* Activity
All entries below are to be copied precisely as they appear.

* Exercise inputs
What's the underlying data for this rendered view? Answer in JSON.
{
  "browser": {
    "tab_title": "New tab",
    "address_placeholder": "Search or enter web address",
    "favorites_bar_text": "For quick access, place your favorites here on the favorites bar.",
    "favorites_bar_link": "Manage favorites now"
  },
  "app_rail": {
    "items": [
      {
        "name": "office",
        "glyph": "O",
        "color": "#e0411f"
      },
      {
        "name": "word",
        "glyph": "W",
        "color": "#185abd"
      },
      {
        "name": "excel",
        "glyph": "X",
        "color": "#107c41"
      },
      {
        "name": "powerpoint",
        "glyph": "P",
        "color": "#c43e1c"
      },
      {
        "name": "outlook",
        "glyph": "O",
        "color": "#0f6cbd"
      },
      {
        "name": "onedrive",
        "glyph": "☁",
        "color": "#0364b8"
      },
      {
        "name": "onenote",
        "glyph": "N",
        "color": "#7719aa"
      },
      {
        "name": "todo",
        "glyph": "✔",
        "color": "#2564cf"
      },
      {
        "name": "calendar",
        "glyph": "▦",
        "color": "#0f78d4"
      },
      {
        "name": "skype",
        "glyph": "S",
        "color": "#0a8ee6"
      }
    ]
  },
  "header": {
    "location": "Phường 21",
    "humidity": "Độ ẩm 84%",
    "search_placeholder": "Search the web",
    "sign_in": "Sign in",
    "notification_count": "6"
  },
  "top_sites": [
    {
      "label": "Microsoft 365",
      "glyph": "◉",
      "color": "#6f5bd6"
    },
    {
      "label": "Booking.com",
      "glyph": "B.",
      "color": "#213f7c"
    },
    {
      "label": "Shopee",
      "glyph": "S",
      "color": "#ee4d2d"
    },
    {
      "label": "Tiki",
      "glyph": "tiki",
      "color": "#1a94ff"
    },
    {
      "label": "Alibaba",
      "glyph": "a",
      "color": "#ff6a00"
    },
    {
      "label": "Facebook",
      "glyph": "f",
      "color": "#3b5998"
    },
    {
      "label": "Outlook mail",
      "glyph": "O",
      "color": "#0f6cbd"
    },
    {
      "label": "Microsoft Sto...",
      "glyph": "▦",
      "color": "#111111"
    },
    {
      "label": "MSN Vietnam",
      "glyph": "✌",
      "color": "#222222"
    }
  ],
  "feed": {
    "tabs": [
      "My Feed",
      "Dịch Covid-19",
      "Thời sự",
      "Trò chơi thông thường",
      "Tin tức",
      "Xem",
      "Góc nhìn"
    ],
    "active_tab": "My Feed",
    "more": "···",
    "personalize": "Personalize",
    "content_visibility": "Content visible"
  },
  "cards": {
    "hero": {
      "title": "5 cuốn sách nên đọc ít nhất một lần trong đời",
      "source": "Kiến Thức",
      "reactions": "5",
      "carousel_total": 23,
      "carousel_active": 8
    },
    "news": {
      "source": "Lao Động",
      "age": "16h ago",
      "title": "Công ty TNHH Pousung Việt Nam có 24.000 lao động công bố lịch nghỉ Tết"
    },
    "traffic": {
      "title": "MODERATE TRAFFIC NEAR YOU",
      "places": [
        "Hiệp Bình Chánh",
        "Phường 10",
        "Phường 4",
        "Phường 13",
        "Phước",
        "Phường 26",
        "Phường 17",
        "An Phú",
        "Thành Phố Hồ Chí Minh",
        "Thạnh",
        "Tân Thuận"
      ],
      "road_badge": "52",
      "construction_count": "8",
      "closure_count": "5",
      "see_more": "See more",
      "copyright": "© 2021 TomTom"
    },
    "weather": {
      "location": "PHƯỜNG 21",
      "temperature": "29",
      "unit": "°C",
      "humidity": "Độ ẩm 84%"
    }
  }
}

* Answer to the exercise
What's the underlying data for this rendered view? Answer in JSON.
{
  "browser": {
    "tab_title": "New tab",
    "address_placeholder": "Search or enter web address",
    "favorites_bar_text": "For quick access, place your favorites here on the favorites bar.",
    "favorites_bar_link": "Manage favorites now"
  },
  "app_rail": {
    "items": [
      {
        "name": "office",
        "glyph": "O",
        "color": "#e0411f"
      },
      {
        "name": "word",
        "glyph": "W",
        "color": "#185abd"
      },
      {
        "name": "excel",
        "glyph": "X",
        "color": "#107c41"
      },
      {
        "name": "powerpoint",
        "glyph": "P",
        "color": "#c43e1c"
      },
      {
        "name": "outlook",
        "glyph": "O",
        "color": "#0f6cbd"
      },
      {
        "name": "onedrive",
        "glyph": "☁",
        "color": "#0364b8"
      },
      {
        "name": "onenote",
        "glyph": "N",
        "color": "#7719aa"
      },
      {
        "name": "todo",
        "glyph": "✔",
        "color": "#2564cf"
      },
      {
        "name": "calendar",
        "glyph": "▦",
        "color": "#0f78d4"
      },
      {
        "name": "skype",
        "glyph": "S",
        "color": "#0a8ee6"
      }
    ]
  },
  "header": {
    "location": "Phường 21",
    "humidity": "Độ ẩm 84%",
    "search_placeholder": "Search the web",
    "sign_in": "Sign in",
    "notification_count": "6"
  },
  "top_sites": [
    {
      "label": "Microsoft 365",
      "glyph": "◉",
      "color": "#6f5bd6"
    },
    {
      "label": "Booking.com",
      "glyph": "B.",
      "color": "#213f7c"
    },
    {
      "label": "Shopee",
      "glyph": "S",
      "color": "#ee4d2d"
    },
    {
      "label": "Tiki",
      "glyph": "tiki",
      "color": "#1a94ff"
    },
    {
      "label": "Alibaba",
      "glyph": "a",
      "color": "#ff6a00"
    },
    {
      "label": "Facebook",
      "glyph": "f",
      "color": "#3b5998"
    },
    {
      "label": "Outlook mail",
      "glyph": "O",
      "color": "#0f6cbd"
    },
    {
      "label": "Microsoft Sto...",
      "glyph": "▦",
      "color": "#111111"
    },
    {
      "label": "MSN Vietnam",
      "glyph": "✌",
      "color": "#222222"
    }
  ],
  "feed": {
    "tabs": [
      "My Feed",
      "Dịch Covid-19",
      "Thời sự",
      "Trò chơi thông thường",
      "Tin tức",
      "Xem",
      "Góc nhìn"
    ],
    "active_tab": "My Feed",
    "more": "···",
    "personalize": "Personalize",
    "content_visibility": "Content visible"
  },
  "cards": {
    "hero": {
      "title": "5 cuốn sách nên đọc ít nhất một lần trong đời",
      "source": "Kiến Thức",
      "reactions": "5",
      "carousel_total": 23,
      "carousel_active": 8
    },
    "news": {
      "source": "Lao Động",
      "age": "16h ago",
      "title": "Công ty TNHH Pousung Việt Nam có 24.000 lao động công bố lịch nghỉ Tết"
    },
    "traffic": {
      "title": "MODERATE TRAFFIC NEAR YOU",
      "places": [
        "Hiệp Bình Chánh",
        "Phường 10",
        "Phường 4",
        "Phường 13",
        "Phước",
        "Phường 26",
        "Phường 17",
        "An Phú",
        "Thành Phố Hồ Chí Minh",
        "Thạnh",
        "Tân Thuận"
      ],
      "road_badge": "52",
      "construction_count": "8",
      "closure_count": "5",
      "see_more": "See more",
      "copyright": "© 2021 TomTom"
    },
    "weather": {
      "location": "PHƯỜNG 21",
      "temperature": "29",
      "unit": "°C",
      "humidity": "Độ ẩm 84%"
    }
  }
}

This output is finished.